A federal district court in California dismissed a class action suit initiated against Fitness Evolution Franchising LLC (“FEF”), the franchisor and successor to the Fitness 19 system, by members of the former Fitness 19 gyms in Abrantes v. Fitness 19 LLC, 2013 WL 4075576 (E.D. Cal. Sept. 14, 2017). The members’ accounts were transferred from franchised Fitness 19 gyms to various franchised Fitness Evolution gyms in 2015 and 2016. Automatic debits of monthly membership fees were subsequently made from the members’ bank accounts in accordance with the terms of the members’ franchised Fitness 19 contracts, and the plaintiffs alleged that FEF’s automatic debits of their monthly membership fees for Fitness Evolution franchised locations violated the Electronic Funds Transfer Act (“EFTA”).
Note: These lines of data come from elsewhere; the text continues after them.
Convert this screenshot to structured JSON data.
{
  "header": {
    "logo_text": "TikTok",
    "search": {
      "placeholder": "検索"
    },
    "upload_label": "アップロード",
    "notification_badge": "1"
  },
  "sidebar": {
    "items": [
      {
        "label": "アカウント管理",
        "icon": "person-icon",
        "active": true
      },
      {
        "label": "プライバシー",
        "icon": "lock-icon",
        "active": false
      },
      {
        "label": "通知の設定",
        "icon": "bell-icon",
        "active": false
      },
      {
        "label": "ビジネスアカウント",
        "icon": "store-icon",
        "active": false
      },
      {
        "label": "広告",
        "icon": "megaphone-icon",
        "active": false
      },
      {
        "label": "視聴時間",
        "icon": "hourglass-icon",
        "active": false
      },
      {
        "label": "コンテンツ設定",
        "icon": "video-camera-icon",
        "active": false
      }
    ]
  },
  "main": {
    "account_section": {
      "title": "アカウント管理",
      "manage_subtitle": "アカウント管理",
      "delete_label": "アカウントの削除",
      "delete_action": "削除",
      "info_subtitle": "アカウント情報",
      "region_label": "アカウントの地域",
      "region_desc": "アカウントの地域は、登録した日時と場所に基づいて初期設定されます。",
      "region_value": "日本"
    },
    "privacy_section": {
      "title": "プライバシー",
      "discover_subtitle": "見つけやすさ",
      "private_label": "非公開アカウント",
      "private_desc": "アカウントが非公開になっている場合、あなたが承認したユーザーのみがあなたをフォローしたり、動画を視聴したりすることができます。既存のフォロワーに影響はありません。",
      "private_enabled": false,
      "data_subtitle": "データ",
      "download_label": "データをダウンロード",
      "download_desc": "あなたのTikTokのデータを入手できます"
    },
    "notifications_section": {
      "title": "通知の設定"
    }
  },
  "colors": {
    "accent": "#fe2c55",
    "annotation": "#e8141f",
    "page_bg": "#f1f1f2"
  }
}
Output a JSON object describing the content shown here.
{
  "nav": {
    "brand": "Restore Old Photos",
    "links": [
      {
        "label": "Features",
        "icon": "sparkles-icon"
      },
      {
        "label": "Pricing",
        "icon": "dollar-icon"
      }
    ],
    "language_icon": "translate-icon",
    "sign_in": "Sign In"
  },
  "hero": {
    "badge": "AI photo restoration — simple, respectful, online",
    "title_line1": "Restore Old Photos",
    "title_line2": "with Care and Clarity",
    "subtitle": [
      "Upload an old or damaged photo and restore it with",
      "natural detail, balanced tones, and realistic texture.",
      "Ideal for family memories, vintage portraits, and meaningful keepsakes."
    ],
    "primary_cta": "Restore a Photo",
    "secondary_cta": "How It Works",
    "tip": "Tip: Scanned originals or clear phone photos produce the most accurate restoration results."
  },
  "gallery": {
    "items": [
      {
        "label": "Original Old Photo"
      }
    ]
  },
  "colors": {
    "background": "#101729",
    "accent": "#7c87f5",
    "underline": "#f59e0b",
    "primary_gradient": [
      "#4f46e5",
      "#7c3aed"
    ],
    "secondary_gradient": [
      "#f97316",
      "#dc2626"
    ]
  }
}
FEF moved to dismiss all claims against it on the grounds that the plaintiffs did not allege that FEF directly initiated the transactions at issue and that it therefore could not be held liable for any alleged EFTA violations. The plaintiffs argued that as the franchisor of the Fitness Evolution system, FEF provided its franchisees with an integrated billing system, and that it was reasonable to infer that FEF was responsible for the policies and procedures that led to the unauthorized deductions. The complaint included no allegation that FEF had any direct relationship with the plaintiffs, deducted the funds from the plaintiffs’ accounts, or was a third-party payee. As a result, the court sided with FEF, noting that indirect involvement was not enough to state a claim for a violation of the EFTA. Further, because there is no liability for aiding and abetting EFTA violations, the court granted FEF’s motion to dismiss.